[Data about app and page elements]
-- Opening Marker --
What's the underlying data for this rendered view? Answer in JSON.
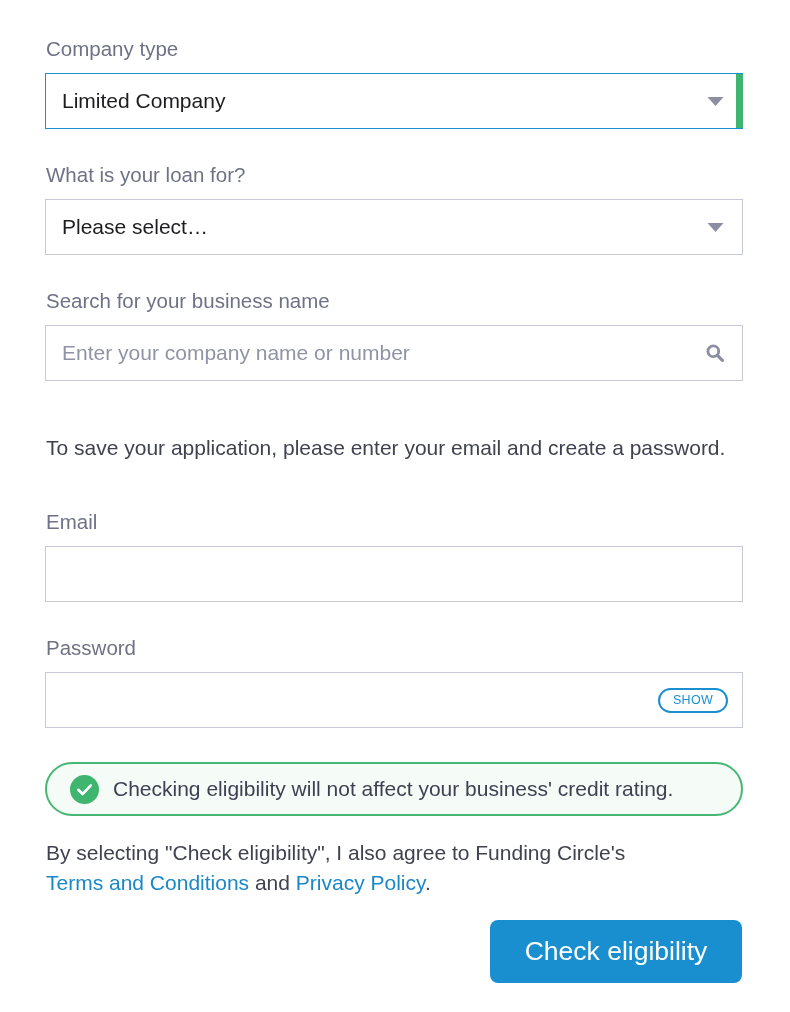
{
  "business_fields": [
    {
      "kind": "select",
      "label": "Company type",
      "value": "Limited Company",
      "focused": true,
      "valid": true
    },
    {
      "kind": "select",
      "label": "What is your loan for?",
      "value": "Please select…",
      "focused": false,
      "valid": false
    },
    {
      "kind": "search",
      "label": "Search for your business name",
      "placeholder": "Enter your company name or number",
      "focused": false,
      "valid": false
    }
  ],
  "save_prompt": "To save your application, please enter your email and create a password.",
  "account_fields": [
    {
      "kind": "email",
      "label": "Email"
    },
    {
      "kind": "password",
      "label": "Password",
      "toggle_button": "SHOW"
    }
  ],
  "notice": {
    "text": "Checking eligibility will not affect your business' credit rating."
  },
  "agreement": [
    {
      "kind": "text",
      "text": "By selecting \"Check eligibility\", I also agree to Funding Circle's "
    },
    {
      "kind": "link",
      "text": "Terms and Conditions"
    },
    {
      "kind": "text",
      "text": " and "
    },
    {
      "kind": "link",
      "text": "Privacy Policy"
    },
    {
      "kind": "text",
      "text": "."
    }
  ],
  "submit_button": "Check eligibility"
}
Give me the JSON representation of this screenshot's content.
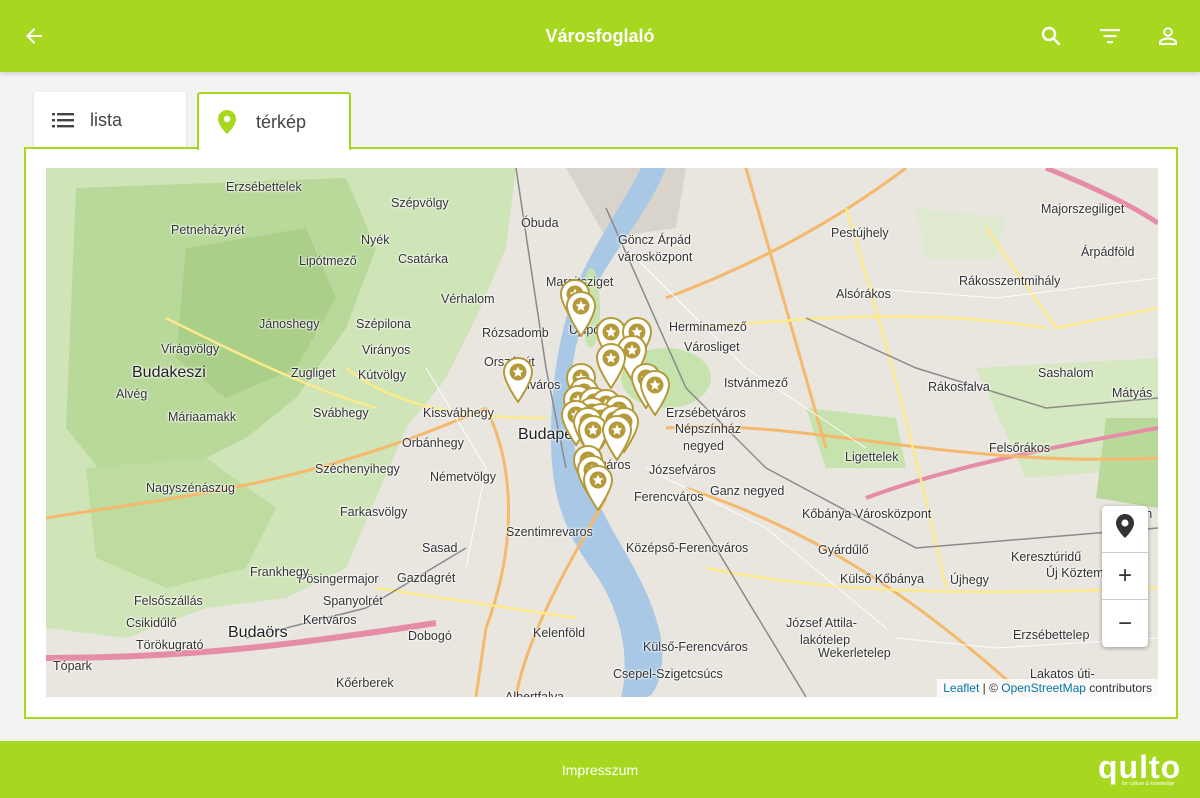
{
  "header": {
    "title": "Városfoglaló",
    "colors": {
      "accent": "#a7d71e"
    },
    "icons": {
      "back": "arrow-left-icon",
      "search": "search-icon",
      "filter": "filter-icon",
      "user": "user-icon"
    }
  },
  "tabs": [
    {
      "label": "lista",
      "icon": "list-icon",
      "active": false
    },
    {
      "label": "térkép",
      "icon": "map-pin-icon",
      "active": true
    }
  ],
  "map": {
    "labels": [
      "Erzsébettelek",
      "Szépvölgy",
      "Petneházyrét",
      "Nyék",
      "Óbuda",
      "Göncz Árpád",
      "városközpont",
      "Pestújhely",
      "Majorszegiliget",
      "Árpádföld",
      "Lipótmező",
      "Csatárka",
      "Margitsziget",
      "Vérhalom",
      "Alsórákos",
      "Rákosszentmihály",
      "Jánoshegy",
      "Szépilona",
      "Rózsadomb",
      "Újlipótváros",
      "Herminamező",
      "Virágvölgy",
      "Virányos",
      "Országút",
      "Városliget",
      "Budakeszi",
      "Zugliget",
      "Kútvölgy",
      "Víziváros",
      "Istvánmező",
      "Rákosfalva",
      "Sashalom",
      "Mátyás",
      "Alvég",
      "Máriaamakk",
      "Svábhegy",
      "Kissvábhegy",
      "Erzsébetváros",
      "Budapest",
      "Népszínház",
      "negyed",
      "Felsőrákos",
      "Orbánhegy",
      "Ligettelek",
      "Széchenyihegy",
      "Belváros",
      "Józsefváros",
      "Németvölgy",
      "Nagyszénászug",
      "Ferencváros",
      "Ganz negyed",
      "Farkasvölgy",
      "Kőbánya Városközpont",
      "Kőbán",
      "Szentimrevaros",
      "Középső-Ferencváros",
      "Gyárdűlő",
      "Pösingermajor",
      "Sasad",
      "Keresztúridű",
      "Új Köztem",
      "Frankhegy",
      "Gazdagrét",
      "Külső Kőbánya",
      "Újhegy",
      "Felsőszállás",
      "Spanyolrét",
      "József Attila-",
      "lakótelep",
      "Csikidűlő",
      "Kelenföld",
      "Törökugrató",
      "Budaörs",
      "Kertváros",
      "Dobogó",
      "Erzsébettelep",
      "Tópark",
      "Külső-Ferencváros",
      "Wekerletelep",
      "Kőérberek",
      "Csepel-Szigetcsúcs",
      "Albertfalva",
      "Lakatos úti-"
    ],
    "marker_count": 26,
    "marker_icon": "star-marker-icon",
    "controls": {
      "locate": "locate-icon",
      "zoom_in": "+",
      "zoom_out": "−"
    },
    "attribution": {
      "leaflet": "Leaflet",
      "sep": " | © ",
      "osm": "OpenStreetMap",
      "rest": " contributors"
    }
  },
  "footer": {
    "link": "Impresszum",
    "brand": "qulto",
    "tagline": "for culture & knowledge"
  }
}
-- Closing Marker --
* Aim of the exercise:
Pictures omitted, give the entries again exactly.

* Final answer:
What's the underlying data for this rendered view? Answer in JSON.
{
  "business_fields": [
    {
      "kind": "select",
      "label": "Company type",
      "value": "Limited Company",
      "focused": true,
      "valid": true
    },
    {
      "kind": "select",
      "label": "What is your loan for?",
      "value": "Please select…",
      "focused": false,
      "valid": false
    },
    {
      "kind": "search",
      "label": "Search for your business name",
      "placeholder": "Enter your company name or number",
      "focused": false,
      "valid": false
    }
  ],
  "save_prompt": "To save your application, please enter your email and create a password.",
  "account_fields": [
    {
      "kind": "email",
      "label": "Email"
    },
    {
      "kind": "password",
      "label": "Password",
      "toggle_button": "SHOW"
    }
  ],
  "notice": {
    "text": "Checking eligibility will not affect your business' credit rating."
  },
  "agreement": [
    {
      "kind": "text",
      "text": "By selecting \"Check eligibility\", I also agree to Funding Circle's "
    },
    {
      "kind": "link",
      "text": "Terms and Conditions"
    },
    {
      "kind": "text",
      "text": " and "
    },
    {
      "kind": "link",
      "text": "Privacy Policy"
    },
    {
      "kind": "text",
      "text": "."
    }
  ],
  "submit_button": "Check eligibility"
}
Give me the JSON representation of this screenshot's content.
{
  "header": {
    "title": "Városfoglaló",
    "colors": {
      "accent": "#a7d71e"
    },
    "icons": {
      "back": "arrow-left-icon",
      "search": "search-icon",
      "filter": "filter-icon",
      "user": "user-icon"
    }
  },
  "tabs": [
    {
      "label": "lista",
      "icon": "list-icon",
      "active": false
    },
    {
      "label": "térkép",
      "icon": "map-pin-icon",
      "active": true
    }
  ],
  "map": {
    "labels": [
      "Erzsébettelek",
      "Szépvölgy",
      "Petneházyrét",
      "Nyék",
      "Óbuda",
      "Göncz Árpád",
      "városközpont",
      "Pestújhely",
      "Majorszegiliget",
      "Árpádföld",
      "Lipótmező",
      "Csatárka",
      "Margitsziget",
      "Vérhalom",
      "Alsórákos",
      "Rákosszentmihály",
      "Jánoshegy",
      "Szépilona",
      "Rózsadomb",
      "Újlipótváros",
      "Herminamező",
      "Virágvölgy",
      "Virányos",
      "Országút",
      "Városliget",
      "Budakeszi",
      "Zugliget",
      "Kútvölgy",
      "Víziváros",
      "Istvánmező",
      "Rákosfalva",
      "Sashalom",
      "Mátyás",
      "Alvég",
      "Máriaamakk",
      "Svábhegy",
      "Kissvábhegy",
      "Erzsébetváros",
      "Budapest",
      "Népszínház",
      "negyed",
      "Felsőrákos",
      "Orbánhegy",
      "Ligettelek",
      "Széchenyihegy",
      "Belváros",
      "Józsefváros",
      "Németvölgy",
      "Nagyszénászug",
      "Ferencváros",
      "Ganz negyed",
      "Farkasvölgy",
      "Kőbánya Városközpont",
      "Kőbán",
      "Szentimrevaros",
      "Középső-Ferencváros",
      "Gyárdűlő",
      "Pösingermajor",
      "Sasad",
      "Keresztúridű",
      "Új Köztem",
      "Frankhegy",
      "Gazdagrét",
      "Külső Kőbánya",
      "Újhegy",
      "Felsőszállás",
      "Spanyolrét",
      "József Attila-",
      "lakótelep",
      "Csikidűlő",
      "Kelenföld",
      "Törökugrató",
      "Budaörs",
      "Kertváros",
      "Dobogó",
      "Erzsébettelep",
      "Tópark",
      "Külső-Ferencváros",
      "Wekerletelep",
      "Kőérberek",
      "Csepel-Szigetcsúcs",
      "Albertfalva",
      "Lakatos úti-"
    ],
    "marker_count": 26,
    "marker_icon": "star-marker-icon",
    "controls": {
      "locate": "locate-icon",
      "zoom_in": "+",
      "zoom_out": "−"
    },
    "attribution": {
      "leaflet": "Leaflet",
      "sep": " | © ",
      "osm": "OpenStreetMap",
      "rest": " contributors"
    }
  },
  "footer": {
    "link": "Impresszum",
    "brand": "qulto",
    "tagline": "for culture & knowledge"
  }
}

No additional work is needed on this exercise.